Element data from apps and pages
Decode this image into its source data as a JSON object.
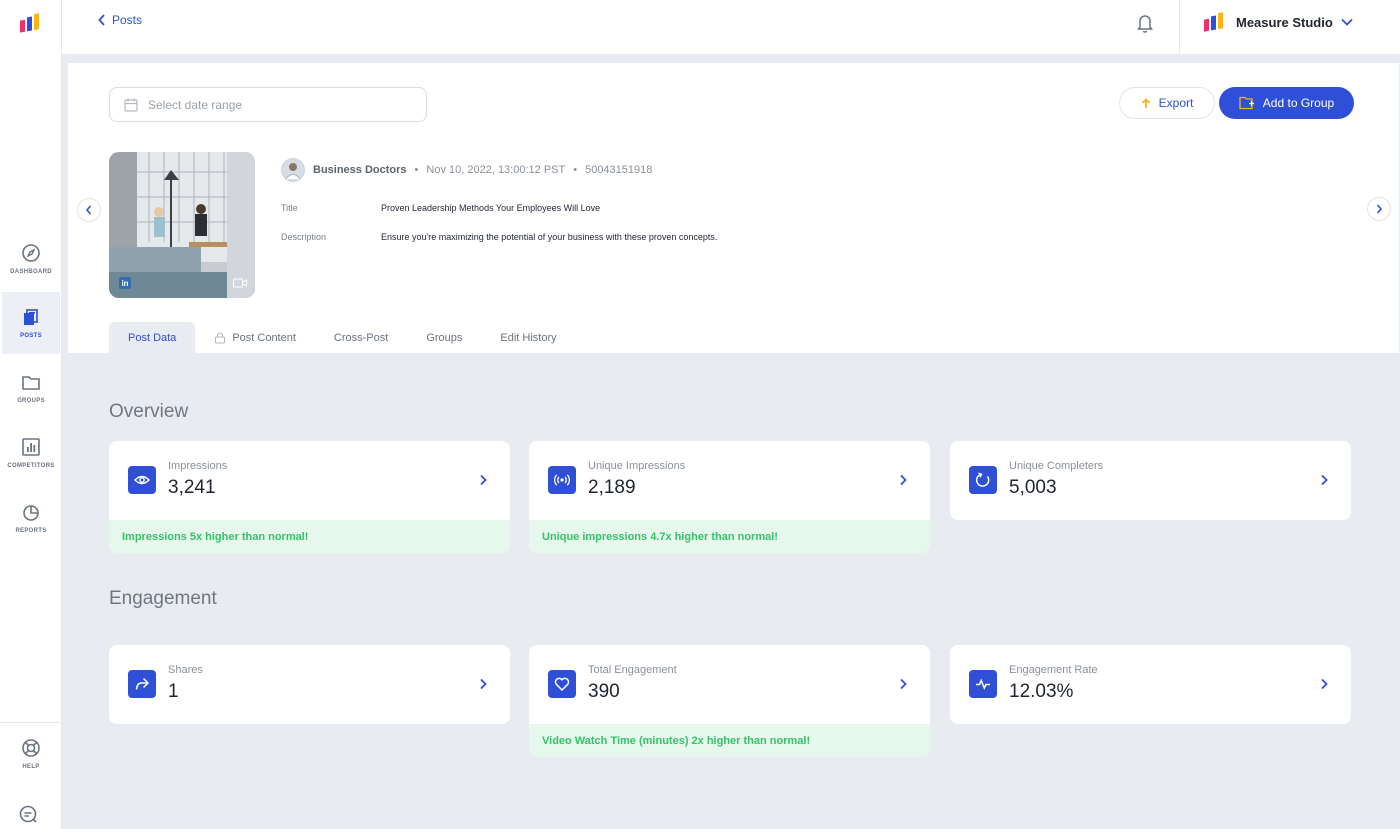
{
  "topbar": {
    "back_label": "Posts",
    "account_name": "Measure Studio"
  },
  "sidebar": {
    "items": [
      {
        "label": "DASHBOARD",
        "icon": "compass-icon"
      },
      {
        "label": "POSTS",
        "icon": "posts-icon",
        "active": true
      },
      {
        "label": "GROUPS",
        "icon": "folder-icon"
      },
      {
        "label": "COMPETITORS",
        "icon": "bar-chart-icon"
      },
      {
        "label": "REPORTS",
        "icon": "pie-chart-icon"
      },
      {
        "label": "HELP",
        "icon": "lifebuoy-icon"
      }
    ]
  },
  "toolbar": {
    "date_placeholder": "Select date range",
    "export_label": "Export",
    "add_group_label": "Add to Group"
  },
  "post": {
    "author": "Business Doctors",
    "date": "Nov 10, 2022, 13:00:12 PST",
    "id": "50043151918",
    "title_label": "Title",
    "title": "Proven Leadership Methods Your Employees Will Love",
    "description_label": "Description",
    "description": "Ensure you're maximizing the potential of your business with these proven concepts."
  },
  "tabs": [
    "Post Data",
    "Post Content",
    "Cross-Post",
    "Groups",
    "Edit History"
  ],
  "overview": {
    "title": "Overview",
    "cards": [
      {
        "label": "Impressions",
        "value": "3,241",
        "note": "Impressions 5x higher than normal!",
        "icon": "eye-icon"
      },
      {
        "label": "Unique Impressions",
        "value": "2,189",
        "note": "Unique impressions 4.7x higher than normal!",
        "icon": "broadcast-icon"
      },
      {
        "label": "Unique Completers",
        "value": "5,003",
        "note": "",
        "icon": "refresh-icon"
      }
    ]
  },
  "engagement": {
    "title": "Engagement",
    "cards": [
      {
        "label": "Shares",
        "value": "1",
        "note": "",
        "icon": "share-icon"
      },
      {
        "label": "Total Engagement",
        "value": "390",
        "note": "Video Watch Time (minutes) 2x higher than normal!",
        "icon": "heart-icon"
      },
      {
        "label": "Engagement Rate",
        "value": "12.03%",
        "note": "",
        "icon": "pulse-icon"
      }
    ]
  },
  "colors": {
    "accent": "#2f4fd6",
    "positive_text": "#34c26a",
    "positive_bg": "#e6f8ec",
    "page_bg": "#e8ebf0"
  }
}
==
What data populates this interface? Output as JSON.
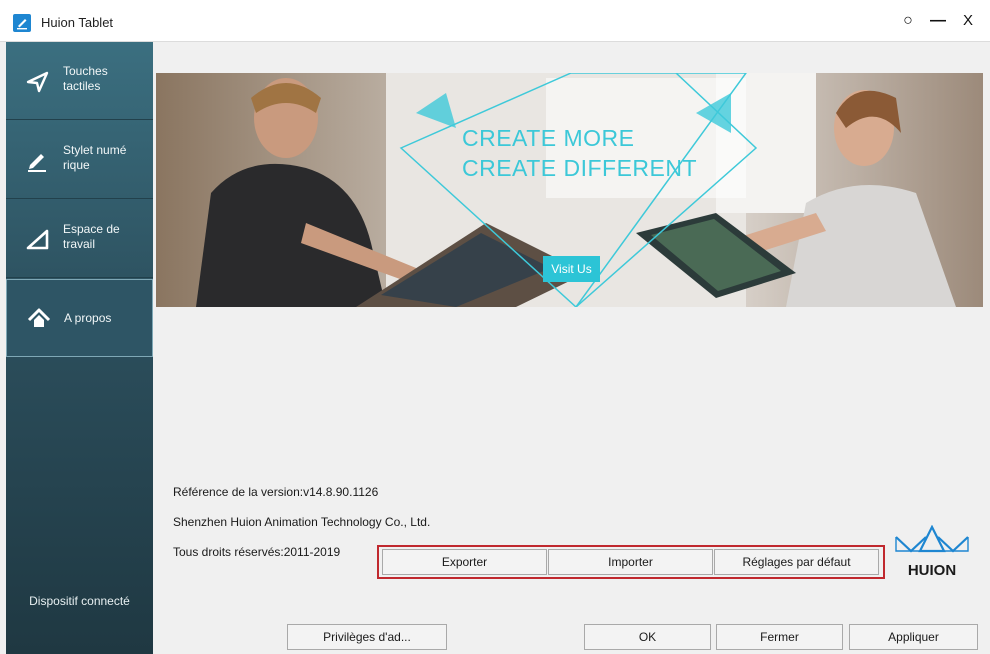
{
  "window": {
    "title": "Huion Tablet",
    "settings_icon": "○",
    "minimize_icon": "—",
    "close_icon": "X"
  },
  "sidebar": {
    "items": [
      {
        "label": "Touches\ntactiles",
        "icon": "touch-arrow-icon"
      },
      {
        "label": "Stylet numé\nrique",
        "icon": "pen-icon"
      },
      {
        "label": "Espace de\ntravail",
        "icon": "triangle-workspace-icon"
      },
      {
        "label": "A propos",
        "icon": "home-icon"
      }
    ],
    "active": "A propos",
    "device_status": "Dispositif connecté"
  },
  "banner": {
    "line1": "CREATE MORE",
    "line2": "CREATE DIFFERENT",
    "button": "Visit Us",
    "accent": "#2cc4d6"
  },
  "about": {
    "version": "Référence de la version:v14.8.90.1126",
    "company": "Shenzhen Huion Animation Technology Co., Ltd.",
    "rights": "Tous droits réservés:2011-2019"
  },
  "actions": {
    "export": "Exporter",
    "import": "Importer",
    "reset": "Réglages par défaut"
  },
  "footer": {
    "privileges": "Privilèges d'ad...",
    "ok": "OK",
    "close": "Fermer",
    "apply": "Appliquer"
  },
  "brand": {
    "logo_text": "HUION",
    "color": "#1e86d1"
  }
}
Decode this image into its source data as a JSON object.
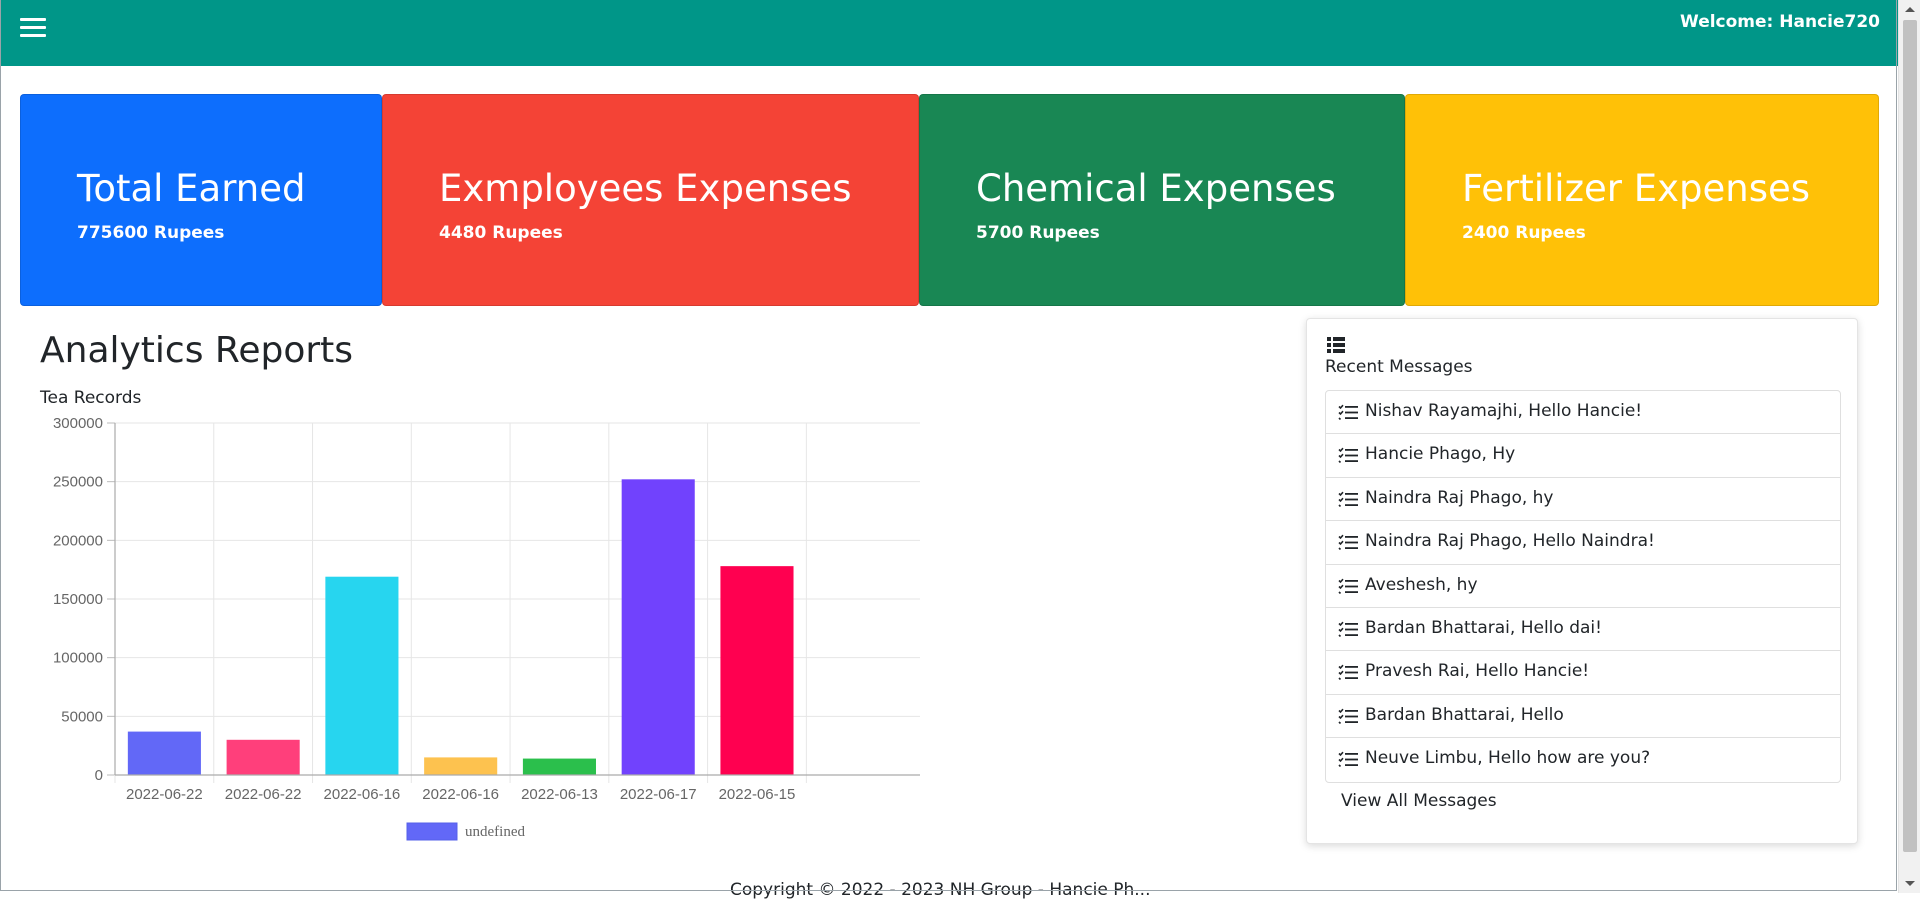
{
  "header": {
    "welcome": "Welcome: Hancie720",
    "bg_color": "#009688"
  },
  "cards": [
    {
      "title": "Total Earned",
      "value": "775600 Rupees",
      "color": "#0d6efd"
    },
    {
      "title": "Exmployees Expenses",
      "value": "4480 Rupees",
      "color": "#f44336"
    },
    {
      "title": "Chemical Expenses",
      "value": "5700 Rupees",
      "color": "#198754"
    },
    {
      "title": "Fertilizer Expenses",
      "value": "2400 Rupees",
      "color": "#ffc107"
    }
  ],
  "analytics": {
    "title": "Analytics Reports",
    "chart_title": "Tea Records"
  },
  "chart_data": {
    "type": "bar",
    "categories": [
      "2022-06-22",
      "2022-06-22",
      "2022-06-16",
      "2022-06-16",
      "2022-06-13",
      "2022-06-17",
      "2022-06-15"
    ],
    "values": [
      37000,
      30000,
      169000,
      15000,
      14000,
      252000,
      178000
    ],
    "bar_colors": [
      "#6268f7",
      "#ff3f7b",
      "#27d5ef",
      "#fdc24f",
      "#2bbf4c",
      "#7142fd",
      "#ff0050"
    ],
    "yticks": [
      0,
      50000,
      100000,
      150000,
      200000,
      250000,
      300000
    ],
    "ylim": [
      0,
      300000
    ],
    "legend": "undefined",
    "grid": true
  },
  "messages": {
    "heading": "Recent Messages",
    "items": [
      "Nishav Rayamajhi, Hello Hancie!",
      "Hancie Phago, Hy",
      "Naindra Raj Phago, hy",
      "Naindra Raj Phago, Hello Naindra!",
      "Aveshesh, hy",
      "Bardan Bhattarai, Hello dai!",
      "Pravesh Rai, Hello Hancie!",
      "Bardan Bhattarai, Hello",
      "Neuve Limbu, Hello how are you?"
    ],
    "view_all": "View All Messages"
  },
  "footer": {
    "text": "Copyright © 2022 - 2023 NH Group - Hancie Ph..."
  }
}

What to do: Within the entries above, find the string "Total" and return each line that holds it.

Exercise response:
        "label": "Total Engagement",
      "title": "Total Earned",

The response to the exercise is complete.